Then there’s the ending which I commented on earlier. It was like they knew they were running out of film and had to shoot something to close it all up. It just felt incredibly unfulfilling. I don’t even know exactly what it was that bothered me so much about it, as I seen another reviewer point out (and yeah, I always read other reviews to make sure my points at least seem vaild) they didn’t even let the audience know what happened to The Stranger’s Indian pal. Not surprising since they barely let you know what happens to The Stranger. There’s no emotional growth, no character growth, no nothing. I swear it just seems like a long road that leads to nowhere. Ahh, I’m ragging the film pretty hard I know, but I find it hard to comment on the things that were done well. As I mentioned, the imagery was great. There are some fantastic shots throughout the film, nothing on the level of Run, Man, Run! or anything, but still there’s some great technical work here. In the first half of the film especially, there are some great ideas at work. Watching Millian escape from his shallow grave is an amazing way to start the film off, and his retelling of how he and his compatriots were left to die is equally as mood setting. These moments of inspiration become fewer and fewer really, but up until somewhere after The Stranger gets his revenge, it’s all gold (pun intended). Since this is a spaghetti western you would expect some amazing work on the score, but to be honest, I barely noticed it. The score seemed far too subtle for this kind of film. Near the ending I was trying my best to notice it when it played so I could accurately judge it, but now about an hour after watching it I can’t even hum it in my own head.

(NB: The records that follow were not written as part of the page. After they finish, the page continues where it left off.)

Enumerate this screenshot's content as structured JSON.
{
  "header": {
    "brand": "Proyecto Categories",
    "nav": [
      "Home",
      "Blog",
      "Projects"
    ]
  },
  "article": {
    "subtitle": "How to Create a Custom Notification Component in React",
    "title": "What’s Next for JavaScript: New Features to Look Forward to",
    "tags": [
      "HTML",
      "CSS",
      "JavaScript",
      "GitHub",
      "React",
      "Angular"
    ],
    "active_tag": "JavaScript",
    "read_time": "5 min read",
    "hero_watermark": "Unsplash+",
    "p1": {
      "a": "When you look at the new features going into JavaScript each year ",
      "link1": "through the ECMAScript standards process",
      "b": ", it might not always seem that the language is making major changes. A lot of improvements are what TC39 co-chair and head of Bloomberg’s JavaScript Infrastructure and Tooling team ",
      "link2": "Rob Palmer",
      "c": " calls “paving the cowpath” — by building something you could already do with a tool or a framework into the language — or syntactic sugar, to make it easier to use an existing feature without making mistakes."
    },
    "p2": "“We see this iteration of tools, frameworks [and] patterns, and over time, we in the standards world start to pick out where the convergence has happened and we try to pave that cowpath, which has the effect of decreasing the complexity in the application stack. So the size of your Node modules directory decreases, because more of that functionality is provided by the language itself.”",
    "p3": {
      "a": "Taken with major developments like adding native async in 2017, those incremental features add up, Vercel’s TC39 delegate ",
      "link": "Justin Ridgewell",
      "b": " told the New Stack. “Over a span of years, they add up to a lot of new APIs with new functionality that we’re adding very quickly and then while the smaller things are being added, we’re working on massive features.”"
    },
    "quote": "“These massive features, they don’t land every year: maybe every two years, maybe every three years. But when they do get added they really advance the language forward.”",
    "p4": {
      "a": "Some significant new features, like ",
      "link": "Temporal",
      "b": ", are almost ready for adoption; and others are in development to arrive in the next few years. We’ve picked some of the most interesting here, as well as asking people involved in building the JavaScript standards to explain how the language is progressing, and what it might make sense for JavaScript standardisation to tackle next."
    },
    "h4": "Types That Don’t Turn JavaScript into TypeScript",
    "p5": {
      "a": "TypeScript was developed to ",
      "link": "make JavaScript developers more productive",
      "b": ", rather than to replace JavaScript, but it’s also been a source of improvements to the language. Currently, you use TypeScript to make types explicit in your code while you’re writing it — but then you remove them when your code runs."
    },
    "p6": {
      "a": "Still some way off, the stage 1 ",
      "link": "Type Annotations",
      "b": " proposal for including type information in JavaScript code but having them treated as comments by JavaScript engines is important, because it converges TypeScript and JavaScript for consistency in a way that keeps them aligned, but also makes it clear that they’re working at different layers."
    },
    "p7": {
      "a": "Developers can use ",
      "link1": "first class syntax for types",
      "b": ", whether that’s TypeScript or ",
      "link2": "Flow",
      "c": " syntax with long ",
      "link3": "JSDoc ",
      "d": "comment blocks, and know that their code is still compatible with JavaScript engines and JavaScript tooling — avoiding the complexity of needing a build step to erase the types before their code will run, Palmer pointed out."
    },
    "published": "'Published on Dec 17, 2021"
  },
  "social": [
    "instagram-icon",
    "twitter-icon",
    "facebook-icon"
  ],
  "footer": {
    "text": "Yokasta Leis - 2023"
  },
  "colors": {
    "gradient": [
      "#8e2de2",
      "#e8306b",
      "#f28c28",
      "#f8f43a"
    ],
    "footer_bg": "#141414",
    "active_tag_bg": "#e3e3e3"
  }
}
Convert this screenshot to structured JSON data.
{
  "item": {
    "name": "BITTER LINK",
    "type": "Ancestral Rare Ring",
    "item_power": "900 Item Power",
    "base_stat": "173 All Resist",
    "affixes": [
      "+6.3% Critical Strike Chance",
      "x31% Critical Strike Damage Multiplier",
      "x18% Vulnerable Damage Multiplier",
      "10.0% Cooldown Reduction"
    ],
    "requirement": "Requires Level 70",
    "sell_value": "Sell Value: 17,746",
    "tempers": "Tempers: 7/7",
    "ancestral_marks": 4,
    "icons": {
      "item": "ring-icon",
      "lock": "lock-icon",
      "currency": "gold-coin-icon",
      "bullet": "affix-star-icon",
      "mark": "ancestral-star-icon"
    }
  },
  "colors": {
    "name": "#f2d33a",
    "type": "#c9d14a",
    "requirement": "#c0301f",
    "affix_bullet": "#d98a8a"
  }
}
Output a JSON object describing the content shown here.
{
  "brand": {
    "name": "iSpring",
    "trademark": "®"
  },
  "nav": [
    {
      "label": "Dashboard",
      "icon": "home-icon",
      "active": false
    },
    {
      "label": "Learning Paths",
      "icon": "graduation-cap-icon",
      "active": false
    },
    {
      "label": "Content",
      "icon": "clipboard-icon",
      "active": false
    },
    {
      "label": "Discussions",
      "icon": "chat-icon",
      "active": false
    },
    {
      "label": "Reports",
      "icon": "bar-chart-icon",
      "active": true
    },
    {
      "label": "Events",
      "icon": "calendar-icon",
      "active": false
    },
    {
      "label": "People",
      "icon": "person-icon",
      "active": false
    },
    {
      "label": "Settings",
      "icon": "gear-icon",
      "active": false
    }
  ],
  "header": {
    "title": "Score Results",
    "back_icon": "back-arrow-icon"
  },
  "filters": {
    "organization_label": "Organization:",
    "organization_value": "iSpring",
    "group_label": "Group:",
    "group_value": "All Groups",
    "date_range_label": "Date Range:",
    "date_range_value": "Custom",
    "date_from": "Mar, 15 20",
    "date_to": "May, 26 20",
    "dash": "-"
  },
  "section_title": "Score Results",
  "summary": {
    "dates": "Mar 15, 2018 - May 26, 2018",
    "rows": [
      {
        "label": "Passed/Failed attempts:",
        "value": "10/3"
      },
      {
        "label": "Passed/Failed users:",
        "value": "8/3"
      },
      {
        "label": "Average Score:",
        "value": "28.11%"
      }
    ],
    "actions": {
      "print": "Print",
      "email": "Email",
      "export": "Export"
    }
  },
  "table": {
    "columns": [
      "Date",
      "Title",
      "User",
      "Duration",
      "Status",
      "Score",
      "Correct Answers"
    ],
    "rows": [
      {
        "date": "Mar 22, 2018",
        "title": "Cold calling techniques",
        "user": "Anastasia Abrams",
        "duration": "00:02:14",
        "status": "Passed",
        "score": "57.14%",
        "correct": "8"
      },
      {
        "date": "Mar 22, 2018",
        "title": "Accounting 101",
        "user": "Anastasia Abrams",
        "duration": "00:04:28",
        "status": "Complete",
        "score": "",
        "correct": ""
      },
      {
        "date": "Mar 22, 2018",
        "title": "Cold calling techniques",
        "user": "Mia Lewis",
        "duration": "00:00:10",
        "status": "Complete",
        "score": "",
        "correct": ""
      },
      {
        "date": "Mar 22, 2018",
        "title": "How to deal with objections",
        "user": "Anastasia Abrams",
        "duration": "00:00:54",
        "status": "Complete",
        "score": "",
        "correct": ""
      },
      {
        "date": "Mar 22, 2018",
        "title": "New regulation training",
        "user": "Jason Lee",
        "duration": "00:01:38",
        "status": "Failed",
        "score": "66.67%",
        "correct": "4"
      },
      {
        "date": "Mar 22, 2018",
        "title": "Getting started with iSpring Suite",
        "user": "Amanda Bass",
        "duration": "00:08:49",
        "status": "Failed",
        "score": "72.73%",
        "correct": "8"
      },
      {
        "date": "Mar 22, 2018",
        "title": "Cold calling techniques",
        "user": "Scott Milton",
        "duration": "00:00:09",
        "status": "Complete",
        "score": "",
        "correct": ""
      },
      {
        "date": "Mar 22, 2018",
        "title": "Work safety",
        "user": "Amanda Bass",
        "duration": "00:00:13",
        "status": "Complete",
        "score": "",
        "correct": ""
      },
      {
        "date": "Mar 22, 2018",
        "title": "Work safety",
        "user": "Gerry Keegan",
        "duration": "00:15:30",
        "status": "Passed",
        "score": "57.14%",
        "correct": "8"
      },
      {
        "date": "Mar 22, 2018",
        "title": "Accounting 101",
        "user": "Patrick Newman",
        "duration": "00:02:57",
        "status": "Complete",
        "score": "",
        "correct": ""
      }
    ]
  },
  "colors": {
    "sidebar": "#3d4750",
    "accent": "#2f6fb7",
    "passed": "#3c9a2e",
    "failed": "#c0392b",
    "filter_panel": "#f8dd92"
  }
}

So it basically stacks up like this: An A for effort, but a C- for execution. I loved the idea of a man setting off for revenge, but then finding that the revenge had been taken by someone else. It’s an interesting twist that just makes you wish all the more that the director would have actually done something useful with the idea. Instead, the film comes off as a meandering mess of blandness. Now, after all of that griping and complaining, I’m giving it a 2? You expected a one didn’t you? No, I think a two is fitting. It’s not an extremely terrible film really, it just tilts below the scale of generic. To those who really love the film, sorry if I offended you. This is all just my opinion after all so maybe I’m just a doofus. I’m sure you’ll take comfort in the fact that I most likely am.

You might also be interested in:

VIDEO

TAGS

Sponsors

About Me

Varied Celluloid is a film website intent on delivering views on movies from all genres. Started in 2003, the website has been steadfast in its goal and features a database of over 500 lengthy reviews. If you would like to contact us about writing for the website or sending screeners, please visit the about page located here.

Twitter

    Photos